### Your assignment
Using the material below, copy every line where "JSON" appears.

### Data extract
==================================================

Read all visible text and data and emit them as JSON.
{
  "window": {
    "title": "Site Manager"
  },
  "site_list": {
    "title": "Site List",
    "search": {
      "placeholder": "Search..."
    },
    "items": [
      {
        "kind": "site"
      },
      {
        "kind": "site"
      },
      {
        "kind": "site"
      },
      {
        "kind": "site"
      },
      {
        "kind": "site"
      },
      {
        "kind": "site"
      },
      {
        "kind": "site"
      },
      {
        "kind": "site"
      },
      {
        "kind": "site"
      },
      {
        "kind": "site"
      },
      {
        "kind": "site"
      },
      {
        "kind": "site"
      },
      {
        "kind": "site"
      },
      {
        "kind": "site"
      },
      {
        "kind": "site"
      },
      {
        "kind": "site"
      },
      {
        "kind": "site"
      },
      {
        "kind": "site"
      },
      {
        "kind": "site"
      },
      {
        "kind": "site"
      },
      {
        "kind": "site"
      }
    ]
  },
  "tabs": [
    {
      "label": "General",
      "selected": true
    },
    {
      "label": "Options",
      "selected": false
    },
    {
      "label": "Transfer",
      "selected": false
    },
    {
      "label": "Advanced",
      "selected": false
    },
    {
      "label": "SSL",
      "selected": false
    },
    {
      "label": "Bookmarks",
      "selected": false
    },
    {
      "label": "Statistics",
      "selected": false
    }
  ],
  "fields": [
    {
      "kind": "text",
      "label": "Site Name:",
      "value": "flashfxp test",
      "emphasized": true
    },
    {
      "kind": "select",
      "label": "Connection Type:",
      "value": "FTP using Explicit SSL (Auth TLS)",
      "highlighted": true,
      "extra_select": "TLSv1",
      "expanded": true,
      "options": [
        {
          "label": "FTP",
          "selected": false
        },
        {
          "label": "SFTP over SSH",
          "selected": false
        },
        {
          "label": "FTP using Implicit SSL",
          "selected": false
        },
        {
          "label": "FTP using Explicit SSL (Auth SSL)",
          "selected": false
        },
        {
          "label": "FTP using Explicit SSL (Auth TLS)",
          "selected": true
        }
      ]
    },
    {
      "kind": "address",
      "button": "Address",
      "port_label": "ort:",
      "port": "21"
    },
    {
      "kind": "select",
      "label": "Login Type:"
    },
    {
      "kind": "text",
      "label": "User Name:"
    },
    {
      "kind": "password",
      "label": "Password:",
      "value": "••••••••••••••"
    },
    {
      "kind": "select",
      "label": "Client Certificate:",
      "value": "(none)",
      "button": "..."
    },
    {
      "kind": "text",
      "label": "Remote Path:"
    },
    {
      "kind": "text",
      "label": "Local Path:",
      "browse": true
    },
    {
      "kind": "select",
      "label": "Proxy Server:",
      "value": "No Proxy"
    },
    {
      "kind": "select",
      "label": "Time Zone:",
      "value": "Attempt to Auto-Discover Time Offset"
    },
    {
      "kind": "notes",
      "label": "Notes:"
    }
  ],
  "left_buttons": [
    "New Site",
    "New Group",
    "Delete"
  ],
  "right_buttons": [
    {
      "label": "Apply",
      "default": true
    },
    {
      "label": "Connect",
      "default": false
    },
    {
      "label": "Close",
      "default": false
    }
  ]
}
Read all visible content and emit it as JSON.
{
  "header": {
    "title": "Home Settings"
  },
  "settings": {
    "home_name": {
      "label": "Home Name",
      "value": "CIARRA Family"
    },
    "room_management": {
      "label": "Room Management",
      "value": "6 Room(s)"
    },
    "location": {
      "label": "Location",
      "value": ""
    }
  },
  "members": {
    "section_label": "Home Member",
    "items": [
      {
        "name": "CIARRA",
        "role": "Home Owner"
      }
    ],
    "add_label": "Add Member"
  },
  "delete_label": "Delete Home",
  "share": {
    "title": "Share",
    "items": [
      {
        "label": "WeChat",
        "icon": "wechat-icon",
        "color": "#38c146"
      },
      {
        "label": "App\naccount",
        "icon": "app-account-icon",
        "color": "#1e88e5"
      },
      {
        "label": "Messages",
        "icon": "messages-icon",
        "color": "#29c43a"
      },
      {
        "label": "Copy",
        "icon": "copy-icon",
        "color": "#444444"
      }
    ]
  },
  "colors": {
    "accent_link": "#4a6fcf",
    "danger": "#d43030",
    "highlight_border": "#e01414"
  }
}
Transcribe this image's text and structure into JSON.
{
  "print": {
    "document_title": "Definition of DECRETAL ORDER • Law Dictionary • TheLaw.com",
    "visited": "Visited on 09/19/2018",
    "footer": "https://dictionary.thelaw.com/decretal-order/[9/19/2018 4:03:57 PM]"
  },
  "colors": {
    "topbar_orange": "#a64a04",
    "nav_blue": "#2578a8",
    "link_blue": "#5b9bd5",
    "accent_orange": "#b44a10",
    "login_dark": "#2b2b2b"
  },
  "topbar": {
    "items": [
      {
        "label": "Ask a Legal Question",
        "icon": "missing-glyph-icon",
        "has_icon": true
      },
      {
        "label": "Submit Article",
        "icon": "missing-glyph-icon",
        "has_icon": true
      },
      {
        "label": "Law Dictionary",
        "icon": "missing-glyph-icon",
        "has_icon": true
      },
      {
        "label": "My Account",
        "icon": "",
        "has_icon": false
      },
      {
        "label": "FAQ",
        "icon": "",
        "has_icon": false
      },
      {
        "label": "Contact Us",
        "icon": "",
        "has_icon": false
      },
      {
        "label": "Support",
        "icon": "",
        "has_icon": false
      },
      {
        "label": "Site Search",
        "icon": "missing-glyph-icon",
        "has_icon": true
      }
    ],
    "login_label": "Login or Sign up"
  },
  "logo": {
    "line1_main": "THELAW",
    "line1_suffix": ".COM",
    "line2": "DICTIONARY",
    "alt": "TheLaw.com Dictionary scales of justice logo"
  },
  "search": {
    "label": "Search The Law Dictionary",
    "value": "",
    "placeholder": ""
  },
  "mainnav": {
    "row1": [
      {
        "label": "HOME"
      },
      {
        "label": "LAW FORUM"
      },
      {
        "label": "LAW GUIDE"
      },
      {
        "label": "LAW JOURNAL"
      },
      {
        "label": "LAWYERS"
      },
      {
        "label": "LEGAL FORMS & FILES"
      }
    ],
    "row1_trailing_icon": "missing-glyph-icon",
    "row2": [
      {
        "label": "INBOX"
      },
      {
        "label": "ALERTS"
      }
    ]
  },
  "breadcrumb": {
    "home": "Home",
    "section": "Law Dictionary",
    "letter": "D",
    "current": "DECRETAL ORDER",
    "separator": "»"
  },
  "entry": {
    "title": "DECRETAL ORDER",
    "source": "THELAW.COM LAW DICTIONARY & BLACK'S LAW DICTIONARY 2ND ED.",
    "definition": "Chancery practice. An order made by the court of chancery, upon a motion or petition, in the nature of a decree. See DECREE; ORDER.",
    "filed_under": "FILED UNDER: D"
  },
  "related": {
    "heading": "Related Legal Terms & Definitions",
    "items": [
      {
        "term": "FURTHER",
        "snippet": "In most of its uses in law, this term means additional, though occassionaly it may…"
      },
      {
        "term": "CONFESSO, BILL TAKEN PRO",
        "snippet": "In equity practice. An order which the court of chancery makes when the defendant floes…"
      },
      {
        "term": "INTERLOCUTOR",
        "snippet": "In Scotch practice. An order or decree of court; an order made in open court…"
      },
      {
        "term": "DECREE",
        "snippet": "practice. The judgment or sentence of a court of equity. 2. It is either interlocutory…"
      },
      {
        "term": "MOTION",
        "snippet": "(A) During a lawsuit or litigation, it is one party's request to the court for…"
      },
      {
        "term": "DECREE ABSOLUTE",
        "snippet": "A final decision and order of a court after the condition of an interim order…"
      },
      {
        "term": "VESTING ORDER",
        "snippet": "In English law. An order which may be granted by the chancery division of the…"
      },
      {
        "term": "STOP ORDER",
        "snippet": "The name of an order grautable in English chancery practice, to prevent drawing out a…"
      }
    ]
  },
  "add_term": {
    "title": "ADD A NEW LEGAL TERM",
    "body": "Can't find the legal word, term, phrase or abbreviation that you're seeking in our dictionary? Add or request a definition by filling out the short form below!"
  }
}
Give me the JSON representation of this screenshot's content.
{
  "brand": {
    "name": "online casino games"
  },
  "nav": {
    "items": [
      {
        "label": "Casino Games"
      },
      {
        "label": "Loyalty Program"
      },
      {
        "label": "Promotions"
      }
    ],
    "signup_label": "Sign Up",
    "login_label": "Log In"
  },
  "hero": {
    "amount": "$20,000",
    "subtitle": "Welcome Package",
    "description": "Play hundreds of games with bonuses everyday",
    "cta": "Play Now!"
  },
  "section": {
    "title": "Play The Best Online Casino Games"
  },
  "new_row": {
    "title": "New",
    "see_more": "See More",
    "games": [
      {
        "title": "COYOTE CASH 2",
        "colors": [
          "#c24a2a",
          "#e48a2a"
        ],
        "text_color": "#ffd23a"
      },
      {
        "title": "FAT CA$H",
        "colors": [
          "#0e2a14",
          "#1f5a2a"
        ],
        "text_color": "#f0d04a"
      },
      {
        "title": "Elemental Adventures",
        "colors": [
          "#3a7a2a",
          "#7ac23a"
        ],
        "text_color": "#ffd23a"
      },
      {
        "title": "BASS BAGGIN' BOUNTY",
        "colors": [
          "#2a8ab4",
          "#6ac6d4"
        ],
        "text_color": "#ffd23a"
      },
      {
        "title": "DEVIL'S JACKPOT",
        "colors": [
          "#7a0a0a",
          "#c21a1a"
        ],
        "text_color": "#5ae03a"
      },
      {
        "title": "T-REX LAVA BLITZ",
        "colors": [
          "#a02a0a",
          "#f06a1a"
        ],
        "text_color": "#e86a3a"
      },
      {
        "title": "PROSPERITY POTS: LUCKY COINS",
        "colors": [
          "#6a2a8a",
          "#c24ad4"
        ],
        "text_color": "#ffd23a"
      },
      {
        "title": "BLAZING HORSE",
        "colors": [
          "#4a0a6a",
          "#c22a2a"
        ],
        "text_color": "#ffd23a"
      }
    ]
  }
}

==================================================

### Exercise solution
Read all visible text and data and emit them as JSON.
Read all visible content and emit it as JSON.
Transcribe this image's text and structure into JSON.
Give me the JSON representation of this screenshot's content.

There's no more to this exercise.